EPA figures: 100 mpge (electricity/gasoline); 43 mpg gas only
Having been burned in a nearly Biblical fashion by hybrid enthusiasts a couple of years back when I got to drive the Chevy Volt — I got in and used it like it was a car, not a complicated science project, and they didn’t like that — I thought I would mix up my Ford Fusion Energi experiences and see if I might get better overall results.
And in a way, it did work (the driving part, at least): I started my day in Ford’s largest plug-in gas-electric hybrid with an uncharged battery. I then tried a mixture of stop-and-go urban driving and freeway cruising mostly using the Energi’s 2.0-liter Atkinson cycle four-cylinder as the car’s sole propulsion device — as you will have to do if you exceed the car’s approximately 21-mile electric-only range. Later, I plugged ’er in and tried to see what all the fuss was about.
The overall idea with the Fusion Energi (and the Volt, as well as the plug-in version of the Toyota Prius), is to allow you to be the most efficient and futuristic, low-emissions urban driver possible, but still have the ability to drive the car as far as you please without stopping to recharge the battery. Even the Tesla Model S does need to be plugged in, after all.
In Fusion’s case, the car’s small gasoline engine — rated for 43 mpg on its own — can help extend the car’s 7.6 kWh lithium-ion battery pack to take you considerably more than the 21-mile mark. Charged up and driven efficiently, Ford claims you can actually roll along for 620 miles between gas stops.
Fusion, as has been previously noted, is also a solid, comfortably sized and well-rounded automobile, which means you get a platform that’s already light-years ahead of Prius and Volt in terms of roominess and what one might call “regular car-ness.”
Aside from a power-charging port on the side panel just ahead of the driver’s door (which also glows bluer and bluer to indicate the charging process), Fusion Energi looks absolutely identical to the regular car. Minus a considerable chunk of the trunk space being used up for the battery pack, that is.
And in my somewhat backwards but real-world journey with the car, it also pointed out what might be the Energi’s primary drawback, something it shared with the other plug-in hybrids I’ve driven: That little 2.0-liter engine is not the most subtle or quiet of powerplants, producing a more-than-palpable buzzy throbbing when it kicks in.
Should you need lots and lots of power — heading up the hills without a fully charged battery, for instance — the car’s electronic continuously variable transmission can also be a little slack and slow to respond, meaning you’ve got to rev the heck out of it to pass someone or maintain speed headed up a steep grade.
This is in complete contrast to Fusion Energi when traveling with a fully charged battery, during which times the car is completely and utterly silent, with quick and seamless electronic torque and the ability to bomb along at up to 85 mph in all-electric mode.

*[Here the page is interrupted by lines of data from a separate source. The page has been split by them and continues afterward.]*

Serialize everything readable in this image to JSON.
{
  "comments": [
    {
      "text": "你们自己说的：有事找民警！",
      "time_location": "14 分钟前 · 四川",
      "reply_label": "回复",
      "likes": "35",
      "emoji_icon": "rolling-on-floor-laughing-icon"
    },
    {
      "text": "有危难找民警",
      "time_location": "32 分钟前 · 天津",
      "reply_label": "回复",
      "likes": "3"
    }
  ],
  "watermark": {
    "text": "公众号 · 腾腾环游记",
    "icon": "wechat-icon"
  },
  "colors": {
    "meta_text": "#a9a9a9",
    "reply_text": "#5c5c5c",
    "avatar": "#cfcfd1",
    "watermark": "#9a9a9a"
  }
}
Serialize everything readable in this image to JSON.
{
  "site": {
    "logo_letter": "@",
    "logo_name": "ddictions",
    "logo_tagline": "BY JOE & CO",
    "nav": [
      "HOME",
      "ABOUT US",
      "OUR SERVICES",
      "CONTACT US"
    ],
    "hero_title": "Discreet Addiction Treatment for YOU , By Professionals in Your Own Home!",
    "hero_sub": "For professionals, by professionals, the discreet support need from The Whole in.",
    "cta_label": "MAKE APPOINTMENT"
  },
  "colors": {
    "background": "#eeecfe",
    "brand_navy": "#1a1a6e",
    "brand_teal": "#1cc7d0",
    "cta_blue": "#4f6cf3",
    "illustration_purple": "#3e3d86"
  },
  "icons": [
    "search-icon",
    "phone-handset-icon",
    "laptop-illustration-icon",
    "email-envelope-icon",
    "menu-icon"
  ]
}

The entire combined package is rated at 188 horsepower, but if you really need a full burst, a battery-reserve-draining overboost gets you 195 horses, taking full advantage of the 88 kW electric traction motor.
I finally plugged the car in and the battery went from having no available driving reserve to being about 40 percent full in just 45 minutes — and indicating a 16-mile all-electric range. Ford’s materials suggest a full charge takes about two and a half hours with a 240V outlet or a more leisurely seven hours with a regular 120V plug; both of those are acceptable for drive-it-to-work and charge-it scenarios